**What is being asked**. Copy out the entries that follow, exactly as written.

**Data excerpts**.

▼▼▼

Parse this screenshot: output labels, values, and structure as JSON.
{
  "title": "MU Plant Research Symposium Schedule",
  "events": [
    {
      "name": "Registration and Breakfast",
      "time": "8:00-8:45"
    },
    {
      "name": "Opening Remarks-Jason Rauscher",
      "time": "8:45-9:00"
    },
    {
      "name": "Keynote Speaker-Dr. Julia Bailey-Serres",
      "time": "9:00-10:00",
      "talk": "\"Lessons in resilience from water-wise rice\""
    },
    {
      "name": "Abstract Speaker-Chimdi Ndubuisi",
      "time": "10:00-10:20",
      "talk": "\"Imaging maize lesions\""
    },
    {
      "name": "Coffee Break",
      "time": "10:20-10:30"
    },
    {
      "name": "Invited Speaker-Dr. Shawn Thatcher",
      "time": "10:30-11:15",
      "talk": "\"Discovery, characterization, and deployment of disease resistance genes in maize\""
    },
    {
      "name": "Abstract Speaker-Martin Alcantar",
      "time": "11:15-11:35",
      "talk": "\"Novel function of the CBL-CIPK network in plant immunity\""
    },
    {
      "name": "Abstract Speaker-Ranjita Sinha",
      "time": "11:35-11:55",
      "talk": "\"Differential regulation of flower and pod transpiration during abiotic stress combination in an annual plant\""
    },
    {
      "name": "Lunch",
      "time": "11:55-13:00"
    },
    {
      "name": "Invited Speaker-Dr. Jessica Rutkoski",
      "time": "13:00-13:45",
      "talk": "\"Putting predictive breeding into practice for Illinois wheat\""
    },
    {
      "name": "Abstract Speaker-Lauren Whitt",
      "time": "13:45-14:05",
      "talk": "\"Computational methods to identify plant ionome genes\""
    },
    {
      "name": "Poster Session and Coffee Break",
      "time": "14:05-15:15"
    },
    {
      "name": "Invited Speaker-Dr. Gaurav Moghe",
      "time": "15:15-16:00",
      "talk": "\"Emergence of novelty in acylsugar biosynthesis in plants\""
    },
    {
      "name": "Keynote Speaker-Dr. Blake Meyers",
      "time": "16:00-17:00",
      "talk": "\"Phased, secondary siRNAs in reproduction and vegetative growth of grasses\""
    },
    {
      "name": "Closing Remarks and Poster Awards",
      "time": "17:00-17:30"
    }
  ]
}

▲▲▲

**Reply**.
Parse this screenshot: output labels, values, and structure as JSON.
{
  "title": "MU Plant Research Symposium Schedule",
  "events": [
    {
      "name": "Registration and Breakfast",
      "time": "8:00-8:45"
    },
    {
      "name": "Opening Remarks-Jason Rauscher",
      "time": "8:45-9:00"
    },
    {
      "name": "Keynote Speaker-Dr. Julia Bailey-Serres",
      "time": "9:00-10:00",
      "talk": "\"Lessons in resilience from water-wise rice\""
    },
    {
      "name": "Abstract Speaker-Chimdi Ndubuisi",
      "time": "10:00-10:20",
      "talk": "\"Imaging maize lesions\""
    },
    {
      "name": "Coffee Break",
      "time": "10:20-10:30"
    },
    {
      "name": "Invited Speaker-Dr. Shawn Thatcher",
      "time": "10:30-11:15",
      "talk": "\"Discovery, characterization, and deployment of disease resistance genes in maize\""
    },
    {
      "name": "Abstract Speaker-Martin Alcantar",
      "time": "11:15-11:35",
      "talk": "\"Novel function of the CBL-CIPK network in plant immunity\""
    },
    {
      "name": "Abstract Speaker-Ranjita Sinha",
      "time": "11:35-11:55",
      "talk": "\"Differential regulation of flower and pod transpiration during abiotic stress combination in an annual plant\""
    },
    {
      "name": "Lunch",
      "time": "11:55-13:00"
    },
    {
      "name": "Invited Speaker-Dr. Jessica Rutkoski",
      "time": "13:00-13:45",
      "talk": "\"Putting predictive breeding into practice for Illinois wheat\""
    },
    {
      "name": "Abstract Speaker-Lauren Whitt",
      "time": "13:45-14:05",
      "talk": "\"Computational methods to identify plant ionome genes\""
    },
    {
      "name": "Poster Session and Coffee Break",
      "time": "14:05-15:15"
    },
    {
      "name": "Invited Speaker-Dr. Gaurav Moghe",
      "time": "15:15-16:00",
      "talk": "\"Emergence of novelty in acylsugar biosynthesis in plants\""
    },
    {
      "name": "Keynote Speaker-Dr. Blake Meyers",
      "time": "16:00-17:00",
      "talk": "\"Phased, secondary siRNAs in reproduction and vegetative growth of grasses\""
    },
    {
      "name": "Closing Remarks and Poster Awards",
      "time": "17:00-17:30"
    }
  ]
}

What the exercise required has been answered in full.